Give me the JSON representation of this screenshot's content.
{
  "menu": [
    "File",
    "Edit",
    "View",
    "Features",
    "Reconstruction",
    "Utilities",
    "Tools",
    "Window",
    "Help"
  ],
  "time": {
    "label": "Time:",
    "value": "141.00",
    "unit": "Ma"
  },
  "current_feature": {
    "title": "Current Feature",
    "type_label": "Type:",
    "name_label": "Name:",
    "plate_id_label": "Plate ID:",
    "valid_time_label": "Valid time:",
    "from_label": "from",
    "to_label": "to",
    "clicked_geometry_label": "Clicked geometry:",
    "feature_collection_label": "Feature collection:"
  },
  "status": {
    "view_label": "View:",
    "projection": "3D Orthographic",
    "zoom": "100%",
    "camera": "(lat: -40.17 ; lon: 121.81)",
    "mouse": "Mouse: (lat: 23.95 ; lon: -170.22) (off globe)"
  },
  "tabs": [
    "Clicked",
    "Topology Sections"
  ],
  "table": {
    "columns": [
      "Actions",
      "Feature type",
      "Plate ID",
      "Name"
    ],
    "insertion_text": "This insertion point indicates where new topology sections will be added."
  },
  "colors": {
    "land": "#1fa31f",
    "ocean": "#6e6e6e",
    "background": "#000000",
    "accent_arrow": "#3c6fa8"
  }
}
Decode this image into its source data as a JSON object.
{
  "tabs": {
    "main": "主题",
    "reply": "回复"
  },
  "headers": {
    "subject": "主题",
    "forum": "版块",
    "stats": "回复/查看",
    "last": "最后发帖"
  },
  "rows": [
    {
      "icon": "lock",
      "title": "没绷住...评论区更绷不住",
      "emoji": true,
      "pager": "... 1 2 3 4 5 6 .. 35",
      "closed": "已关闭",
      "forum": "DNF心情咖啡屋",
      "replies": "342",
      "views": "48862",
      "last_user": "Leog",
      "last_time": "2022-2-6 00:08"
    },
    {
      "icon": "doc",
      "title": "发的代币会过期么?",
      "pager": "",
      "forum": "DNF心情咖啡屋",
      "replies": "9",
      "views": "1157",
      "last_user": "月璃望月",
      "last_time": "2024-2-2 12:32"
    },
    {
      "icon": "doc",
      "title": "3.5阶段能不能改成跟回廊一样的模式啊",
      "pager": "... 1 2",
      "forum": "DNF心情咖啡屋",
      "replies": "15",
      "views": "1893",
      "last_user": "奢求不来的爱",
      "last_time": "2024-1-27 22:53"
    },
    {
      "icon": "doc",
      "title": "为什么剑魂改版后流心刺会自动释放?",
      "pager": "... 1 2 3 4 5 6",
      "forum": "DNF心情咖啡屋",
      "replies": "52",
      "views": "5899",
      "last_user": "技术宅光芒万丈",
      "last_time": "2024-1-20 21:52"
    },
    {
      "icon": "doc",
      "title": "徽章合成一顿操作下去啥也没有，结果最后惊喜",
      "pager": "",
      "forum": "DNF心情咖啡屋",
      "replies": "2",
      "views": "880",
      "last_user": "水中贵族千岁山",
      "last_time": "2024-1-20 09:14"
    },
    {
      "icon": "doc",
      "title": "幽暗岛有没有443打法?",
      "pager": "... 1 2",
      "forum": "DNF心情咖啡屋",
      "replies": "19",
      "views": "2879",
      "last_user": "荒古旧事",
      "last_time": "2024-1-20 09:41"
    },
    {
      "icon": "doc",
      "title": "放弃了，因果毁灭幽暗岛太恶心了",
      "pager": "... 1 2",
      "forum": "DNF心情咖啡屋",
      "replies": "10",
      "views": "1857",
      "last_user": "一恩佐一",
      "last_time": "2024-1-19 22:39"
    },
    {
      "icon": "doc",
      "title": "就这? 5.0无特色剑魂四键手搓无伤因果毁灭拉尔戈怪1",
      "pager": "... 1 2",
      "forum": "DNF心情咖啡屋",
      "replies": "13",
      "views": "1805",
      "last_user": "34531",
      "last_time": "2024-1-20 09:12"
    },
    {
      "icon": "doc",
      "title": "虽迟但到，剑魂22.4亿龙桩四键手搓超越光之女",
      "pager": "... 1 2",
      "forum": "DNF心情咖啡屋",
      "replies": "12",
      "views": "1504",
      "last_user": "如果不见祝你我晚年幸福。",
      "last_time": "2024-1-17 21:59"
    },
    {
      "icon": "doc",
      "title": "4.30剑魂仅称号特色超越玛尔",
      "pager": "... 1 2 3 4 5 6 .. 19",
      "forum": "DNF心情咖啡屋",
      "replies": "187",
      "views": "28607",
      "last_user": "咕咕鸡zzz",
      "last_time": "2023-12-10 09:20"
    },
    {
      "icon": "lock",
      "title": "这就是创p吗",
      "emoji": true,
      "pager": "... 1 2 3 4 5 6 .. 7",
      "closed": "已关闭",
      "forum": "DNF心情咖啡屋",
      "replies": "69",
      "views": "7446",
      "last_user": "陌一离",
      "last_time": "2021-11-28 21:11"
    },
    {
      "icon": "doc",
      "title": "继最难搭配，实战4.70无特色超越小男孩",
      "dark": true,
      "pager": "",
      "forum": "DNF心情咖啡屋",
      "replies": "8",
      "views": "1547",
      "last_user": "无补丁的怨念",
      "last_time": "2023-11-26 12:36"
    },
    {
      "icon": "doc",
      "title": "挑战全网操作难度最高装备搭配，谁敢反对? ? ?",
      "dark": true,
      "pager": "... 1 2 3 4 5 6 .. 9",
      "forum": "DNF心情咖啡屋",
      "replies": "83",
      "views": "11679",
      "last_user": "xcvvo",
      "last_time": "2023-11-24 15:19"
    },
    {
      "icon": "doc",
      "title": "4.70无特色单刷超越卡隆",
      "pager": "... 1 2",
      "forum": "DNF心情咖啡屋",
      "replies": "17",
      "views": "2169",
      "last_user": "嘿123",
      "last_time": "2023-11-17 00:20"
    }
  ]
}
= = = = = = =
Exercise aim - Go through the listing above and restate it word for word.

Written response -
Give me the JSON representation of this screenshot's content.
{
  "menu": [
    "File",
    "Edit",
    "View",
    "Features",
    "Reconstruction",
    "Utilities",
    "Tools",
    "Window",
    "Help"
  ],
  "time": {
    "label": "Time:",
    "value": "141.00",
    "unit": "Ma"
  },
  "current_feature": {
    "title": "Current Feature",
    "type_label": "Type:",
    "name_label": "Name:",
    "plate_id_label": "Plate ID:",
    "valid_time_label": "Valid time:",
    "from_label": "from",
    "to_label": "to",
    "clicked_geometry_label": "Clicked geometry:",
    "feature_collection_label": "Feature collection:"
  },
  "status": {
    "view_label": "View:",
    "projection": "3D Orthographic",
    "zoom": "100%",
    "camera": "(lat: -40.17 ; lon: 121.81)",
    "mouse": "Mouse: (lat: 23.95 ; lon: -170.22) (off globe)"
  },
  "tabs": [
    "Clicked",
    "Topology Sections"
  ],
  "table": {
    "columns": [
      "Actions",
      "Feature type",
      "Plate ID",
      "Name"
    ],
    "insertion_text": "This insertion point indicates where new topology sections will be added."
  },
  "colors": {
    "land": "#1fa31f",
    "ocean": "#6e6e6e",
    "background": "#000000",
    "accent_arrow": "#3c6fa8"
  }
}
Decode this image into its source data as a JSON object.
{
  "tabs": {
    "main": "主题",
    "reply": "回复"
  },
  "headers": {
    "subject": "主题",
    "forum": "版块",
    "stats": "回复/查看",
    "last": "最后发帖"
  },
  "rows": [
    {
      "icon": "lock",
      "title": "没绷住...评论区更绷不住",
      "emoji": true,
      "pager": "... 1 2 3 4 5 6 .. 35",
      "closed": "已关闭",
      "forum": "DNF心情咖啡屋",
      "replies": "342",
      "views": "48862",
      "last_user": "Leog",
      "last_time": "2022-2-6 00:08"
    },
    {
      "icon": "doc",
      "title": "发的代币会过期么?",
      "pager": "",
      "forum": "DNF心情咖啡屋",
      "replies": "9",
      "views": "1157",
      "last_user": "月璃望月",
      "last_time": "2024-2-2 12:32"
    },
    {
      "icon": "doc",
      "title": "3.5阶段能不能改成跟回廊一样的模式啊",
      "pager": "... 1 2",
      "forum": "DNF心情咖啡屋",
      "replies": "15",
      "views": "1893",
      "last_user": "奢求不来的爱",
      "last_time": "2024-1-27 22:53"
    },
    {
      "icon": "doc",
      "title": "为什么剑魂改版后流心刺会自动释放?",
      "pager": "... 1 2 3 4 5 6",
      "forum": "DNF心情咖啡屋",
      "replies": "52",
      "views": "5899",
      "last_user": "技术宅光芒万丈",
      "last_time": "2024-1-20 21:52"
    },
    {
      "icon": "doc",
      "title": "徽章合成一顿操作下去啥也没有，结果最后惊喜",
      "pager": "",
      "forum": "DNF心情咖啡屋",
      "replies": "2",
      "views": "880",
      "last_user": "水中贵族千岁山",
      "last_time": "2024-1-20 09:14"
    },
    {
      "icon": "doc",
      "title": "幽暗岛有没有443打法?",
      "pager": "... 1 2",
      "forum": "DNF心情咖啡屋",
      "replies": "19",
      "views": "2879",
      "last_user": "荒古旧事",
      "last_time": "2024-1-20 09:41"
    },
    {
      "icon": "doc",
      "title": "放弃了，因果毁灭幽暗岛太恶心了",
      "pager": "... 1 2",
      "forum": "DNF心情咖啡屋",
      "replies": "10",
      "views": "1857",
      "last_user": "一恩佐一",
      "last_time": "2024-1-19 22:39"
    },
    {
      "icon": "doc",
      "title": "就这? 5.0无特色剑魂四键手搓无伤因果毁灭拉尔戈怪1",
      "pager": "... 1 2",
      "forum": "DNF心情咖啡屋",
      "replies": "13",
      "views": "1805",
      "last_user": "34531",
      "last_time": "2024-1-20 09:12"
    },
    {
      "icon": "doc",
      "title": "虽迟但到，剑魂22.4亿龙桩四键手搓超越光之女",
      "pager": "... 1 2",
      "forum": "DNF心情咖啡屋",
      "replies": "12",
      "views": "1504",
      "last_user": "如果不见祝你我晚年幸福。",
      "last_time": "2024-1-17 21:59"
    },
    {
      "icon": "doc",
      "title": "4.30剑魂仅称号特色超越玛尔",
      "pager": "... 1 2 3 4 5 6 .. 19",
      "forum": "DNF心情咖啡屋",
      "replies": "187",
      "views": "28607",
      "last_user": "咕咕鸡zzz",
      "last_time": "2023-12-10 09:20"
    },
    {
      "icon": "lock",
      "title": "这就是创p吗",
      "emoji": true,
      "pager": "... 1 2 3 4 5 6 .. 7",
      "closed": "已关闭",
      "forum": "DNF心情咖啡屋",
      "replies": "69",
      "views": "7446",
      "last_user": "陌一离",
      "last_time": "2021-11-28 21:11"
    },
    {
      "icon": "doc",
      "title": "继最难搭配，实战4.70无特色超越小男孩",
      "dark": true,
      "pager": "",
      "forum": "DNF心情咖啡屋",
      "replies": "8",
      "views": "1547",
      "last_user": "无补丁的怨念",
      "last_time": "2023-11-26 12:36"
    },
    {
      "icon": "doc",
      "title": "挑战全网操作难度最高装备搭配，谁敢反对? ? ?",
      "dark": true,
      "pager": "... 1 2 3 4 5 6 .. 9",
      "forum": "DNF心情咖啡屋",
      "replies": "83",
      "views": "11679",
      "last_user": "xcvvo",
      "last_time": "2023-11-24 15:19"
    },
    {
      "icon": "doc",
      "title": "4.70无特色单刷超越卡隆",
      "pager": "... 1 2",
      "forum": "DNF心情咖啡屋",
      "replies": "17",
      "views": "2169",
      "last_user": "嘿123",
      "last_time": "2023-11-17 00:20"
    }
  ]
}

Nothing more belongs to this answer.